+++ SOURCE DATA
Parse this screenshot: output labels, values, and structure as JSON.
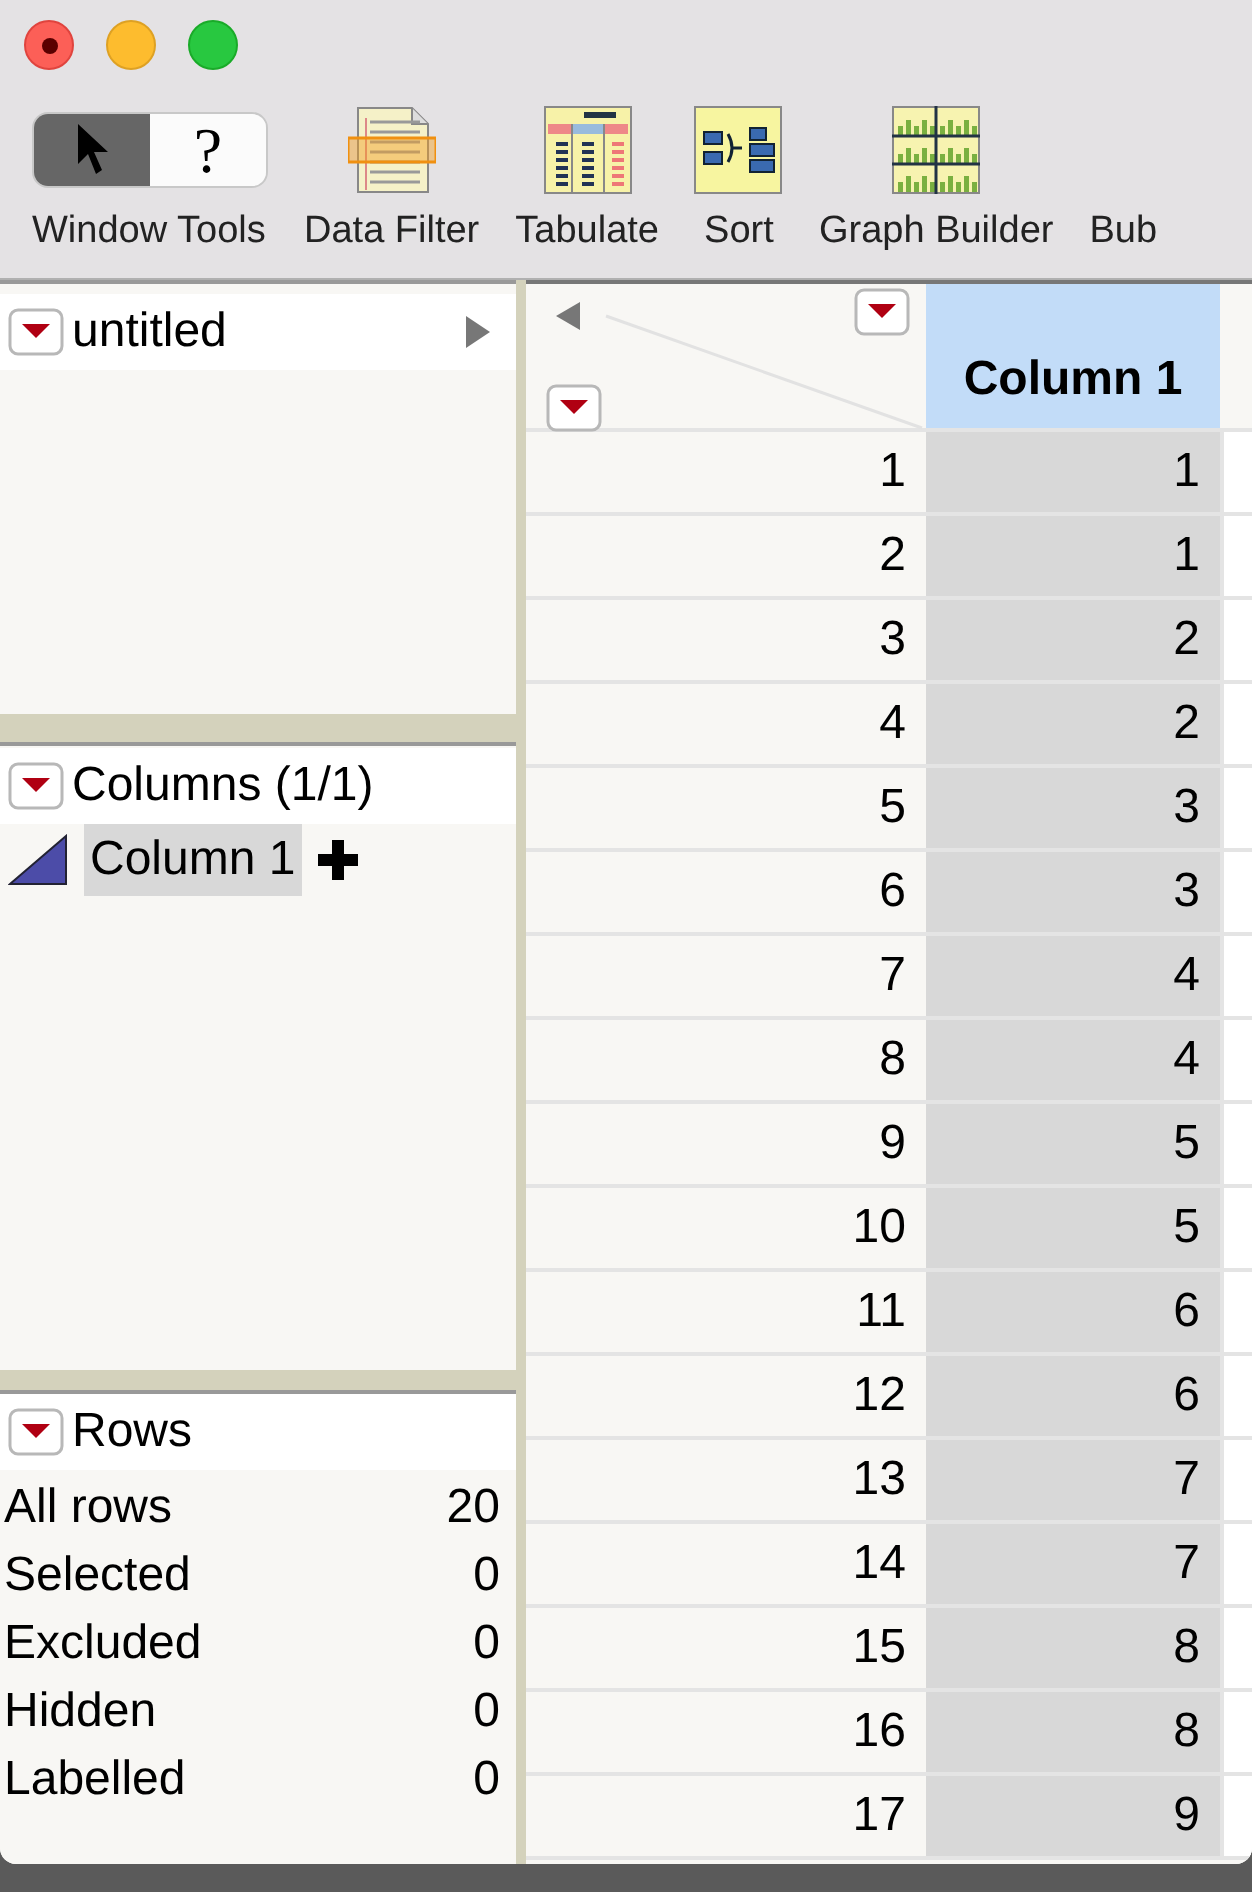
{
  "toolbar": {
    "tools": {
      "label": "Window Tools",
      "segments": [
        {
          "kind": "arrow",
          "selected": true
        },
        {
          "kind": "text",
          "text": "?",
          "selected": false
        }
      ]
    },
    "buttons": [
      {
        "kind": "filter",
        "label": "Data Filter"
      },
      {
        "kind": "tabulate",
        "label": "Tabulate"
      },
      {
        "kind": "sort",
        "label": "Sort"
      },
      {
        "kind": "graph",
        "label": "Graph Builder"
      },
      {
        "kind": "none",
        "label": "Bub"
      }
    ]
  },
  "table_panel": {
    "title": "untitled"
  },
  "columns_panel": {
    "title": "Columns (1/1)",
    "columns": [
      {
        "name": "Column 1",
        "selected": true
      }
    ]
  },
  "rows_panel": {
    "title": "Rows",
    "stats": [
      {
        "label": "All rows",
        "value": "20"
      },
      {
        "label": "Selected",
        "value": "0"
      },
      {
        "label": "Excluded",
        "value": "0"
      },
      {
        "label": "Hidden",
        "value": "0"
      },
      {
        "label": "Labelled",
        "value": "0"
      }
    ]
  },
  "grid": {
    "columns": [
      {
        "name": "Column 1",
        "selected": true
      }
    ],
    "rows": [
      {
        "number": "1",
        "cells": [
          "1"
        ]
      },
      {
        "number": "2",
        "cells": [
          "1"
        ]
      },
      {
        "number": "3",
        "cells": [
          "2"
        ]
      },
      {
        "number": "4",
        "cells": [
          "2"
        ]
      },
      {
        "number": "5",
        "cells": [
          "3"
        ]
      },
      {
        "number": "6",
        "cells": [
          "3"
        ]
      },
      {
        "number": "7",
        "cells": [
          "4"
        ]
      },
      {
        "number": "8",
        "cells": [
          "4"
        ]
      },
      {
        "number": "9",
        "cells": [
          "5"
        ]
      },
      {
        "number": "10",
        "cells": [
          "5"
        ]
      },
      {
        "number": "11",
        "cells": [
          "6"
        ]
      },
      {
        "number": "12",
        "cells": [
          "6"
        ]
      },
      {
        "number": "13",
        "cells": [
          "7"
        ]
      },
      {
        "number": "14",
        "cells": [
          "7"
        ]
      },
      {
        "number": "15",
        "cells": [
          "8"
        ]
      },
      {
        "number": "16",
        "cells": [
          "8"
        ]
      },
      {
        "number": "17",
        "cells": [
          "9"
        ]
      }
    ]
  }
}
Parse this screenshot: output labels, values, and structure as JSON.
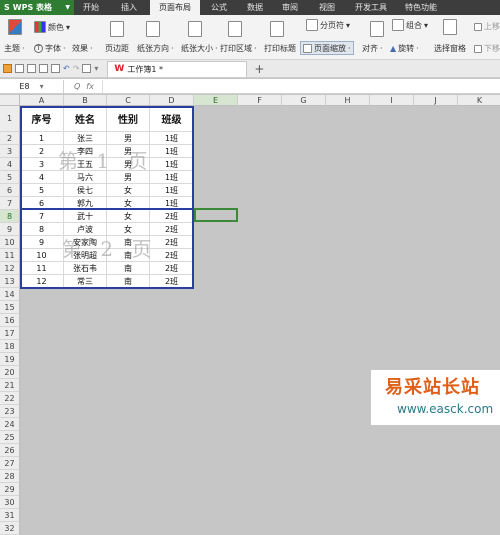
{
  "app": {
    "name": "WPS 表格"
  },
  "menu": [
    "开始",
    "插入",
    "页面布局",
    "公式",
    "数据",
    "审阅",
    "视图",
    "开发工具",
    "特色功能"
  ],
  "menu_active_index": 2,
  "toolbar": {
    "theme": "主题",
    "colors": "颜色",
    "fonts": "字体",
    "effects": "效果",
    "margins": "页边距",
    "orientation": "纸张方向",
    "size": "纸张大小",
    "print_area": "打印区域",
    "print_titles": "打印标题",
    "page_scale": "页面缩放",
    "page_break": "分页符",
    "group": "组合",
    "align": "对齐",
    "rotate": "旋转",
    "selection_pane": "选择窗格",
    "move_up": "上移",
    "move_down": "下移"
  },
  "document_tab": {
    "title": "工作簿1 *",
    "badge": "W"
  },
  "formula_bar": {
    "name_box": "E8",
    "fx": "fx",
    "magnifier": "Q"
  },
  "columns": [
    "A",
    "B",
    "C",
    "D",
    "E",
    "F",
    "G",
    "H",
    "I",
    "J",
    "K"
  ],
  "selected_column": "E",
  "rows": [
    "1",
    "2",
    "3",
    "4",
    "5",
    "6",
    "7",
    "8",
    "9",
    "10",
    "11",
    "12",
    "13",
    "14",
    "15",
    "16",
    "17",
    "18",
    "19",
    "20",
    "21",
    "22",
    "23",
    "24",
    "25",
    "26",
    "27",
    "28",
    "29",
    "30",
    "31",
    "32"
  ],
  "selected_row": "8",
  "table": {
    "headers": [
      "序号",
      "姓名",
      "性别",
      "班级"
    ],
    "rows": [
      [
        "1",
        "张三",
        "男",
        "1班"
      ],
      [
        "2",
        "李四",
        "男",
        "1班"
      ],
      [
        "3",
        "王五",
        "男",
        "1班"
      ],
      [
        "4",
        "马六",
        "男",
        "1班"
      ],
      [
        "5",
        "侯七",
        "女",
        "1班"
      ],
      [
        "6",
        "郭九",
        "女",
        "1班"
      ],
      [
        "7",
        "武十",
        "女",
        "2班"
      ],
      [
        "8",
        "卢波",
        "女",
        "2班"
      ],
      [
        "9",
        "安家陶",
        "南",
        "2班"
      ],
      [
        "10",
        "张明超",
        "南",
        "2班"
      ],
      [
        "11",
        "张石韦",
        "南",
        "2班"
      ],
      [
        "12",
        "常三",
        "南",
        "2班"
      ]
    ]
  },
  "watermarks": {
    "page1": "第 1 页",
    "page2": "第 2 页"
  },
  "branding": {
    "line1": "易采站长站",
    "line2": "www.easck.com"
  }
}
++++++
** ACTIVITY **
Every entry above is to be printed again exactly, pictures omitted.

** SOLUTION TO THE EXERCISE **
Parse this screenshot: output labels, values, and structure as JSON.
{
  "toolbar": {
    "tools": {
      "label": "Window Tools",
      "segments": [
        {
          "kind": "arrow",
          "selected": true
        },
        {
          "kind": "text",
          "text": "?",
          "selected": false
        }
      ]
    },
    "buttons": [
      {
        "kind": "filter",
        "label": "Data Filter"
      },
      {
        "kind": "tabulate",
        "label": "Tabulate"
      },
      {
        "kind": "sort",
        "label": "Sort"
      },
      {
        "kind": "graph",
        "label": "Graph Builder"
      },
      {
        "kind": "none",
        "label": "Bub"
      }
    ]
  },
  "table_panel": {
    "title": "untitled"
  },
  "columns_panel": {
    "title": "Columns (1/1)",
    "columns": [
      {
        "name": "Column 1",
        "selected": true
      }
    ]
  },
  "rows_panel": {
    "title": "Rows",
    "stats": [
      {
        "label": "All rows",
        "value": "20"
      },
      {
        "label": "Selected",
        "value": "0"
      },
      {
        "label": "Excluded",
        "value": "0"
      },
      {
        "label": "Hidden",
        "value": "0"
      },
      {
        "label": "Labelled",
        "value": "0"
      }
    ]
  },
  "grid": {
    "columns": [
      {
        "name": "Column 1",
        "selected": true
      }
    ],
    "rows": [
      {
        "number": "1",
        "cells": [
          "1"
        ]
      },
      {
        "number": "2",
        "cells": [
          "1"
        ]
      },
      {
        "number": "3",
        "cells": [
          "2"
        ]
      },
      {
        "number": "4",
        "cells": [
          "2"
        ]
      },
      {
        "number": "5",
        "cells": [
          "3"
        ]
      },
      {
        "number": "6",
        "cells": [
          "3"
        ]
      },
      {
        "number": "7",
        "cells": [
          "4"
        ]
      },
      {
        "number": "8",
        "cells": [
          "4"
        ]
      },
      {
        "number": "9",
        "cells": [
          "5"
        ]
      },
      {
        "number": "10",
        "cells": [
          "5"
        ]
      },
      {
        "number": "11",
        "cells": [
          "6"
        ]
      },
      {
        "number": "12",
        "cells": [
          "6"
        ]
      },
      {
        "number": "13",
        "cells": [
          "7"
        ]
      },
      {
        "number": "14",
        "cells": [
          "7"
        ]
      },
      {
        "number": "15",
        "cells": [
          "8"
        ]
      },
      {
        "number": "16",
        "cells": [
          "8"
        ]
      },
      {
        "number": "17",
        "cells": [
          "9"
        ]
      }
    ]
  }
}
Parse this screenshot: output labels, values, and structure as JSON.
{
  "app": {
    "name": "WPS 表格"
  },
  "menu": [
    "开始",
    "插入",
    "页面布局",
    "公式",
    "数据",
    "审阅",
    "视图",
    "开发工具",
    "特色功能"
  ],
  "menu_active_index": 2,
  "toolbar": {
    "theme": "主题",
    "colors": "颜色",
    "fonts": "字体",
    "effects": "效果",
    "margins": "页边距",
    "orientation": "纸张方向",
    "size": "纸张大小",
    "print_area": "打印区域",
    "print_titles": "打印标题",
    "page_scale": "页面缩放",
    "page_break": "分页符",
    "group": "组合",
    "align": "对齐",
    "rotate": "旋转",
    "selection_pane": "选择窗格",
    "move_up": "上移",
    "move_down": "下移"
  },
  "document_tab": {
    "title": "工作簿1 *",
    "badge": "W"
  },
  "formula_bar": {
    "name_box": "E8",
    "fx": "fx",
    "magnifier": "Q"
  },
  "columns": [
    "A",
    "B",
    "C",
    "D",
    "E",
    "F",
    "G",
    "H",
    "I",
    "J",
    "K"
  ],
  "selected_column": "E",
  "rows": [
    "1",
    "2",
    "3",
    "4",
    "5",
    "6",
    "7",
    "8",
    "9",
    "10",
    "11",
    "12",
    "13",
    "14",
    "15",
    "16",
    "17",
    "18",
    "19",
    "20",
    "21",
    "22",
    "23",
    "24",
    "25",
    "26",
    "27",
    "28",
    "29",
    "30",
    "31",
    "32"
  ],
  "selected_row": "8",
  "table": {
    "headers": [
      "序号",
      "姓名",
      "性别",
      "班级"
    ],
    "rows": [
      [
        "1",
        "张三",
        "男",
        "1班"
      ],
      [
        "2",
        "李四",
        "男",
        "1班"
      ],
      [
        "3",
        "王五",
        "男",
        "1班"
      ],
      [
        "4",
        "马六",
        "男",
        "1班"
      ],
      [
        "5",
        "侯七",
        "女",
        "1班"
      ],
      [
        "6",
        "郭九",
        "女",
        "1班"
      ],
      [
        "7",
        "武十",
        "女",
        "2班"
      ],
      [
        "8",
        "卢波",
        "女",
        "2班"
      ],
      [
        "9",
        "安家陶",
        "南",
        "2班"
      ],
      [
        "10",
        "张明超",
        "南",
        "2班"
      ],
      [
        "11",
        "张石韦",
        "南",
        "2班"
      ],
      [
        "12",
        "常三",
        "南",
        "2班"
      ]
    ]
  },
  "watermarks": {
    "page1": "第 1 页",
    "page2": "第 2 页"
  },
  "branding": {
    "line1": "易采站长站",
    "line2": "www.easck.com"
  }
}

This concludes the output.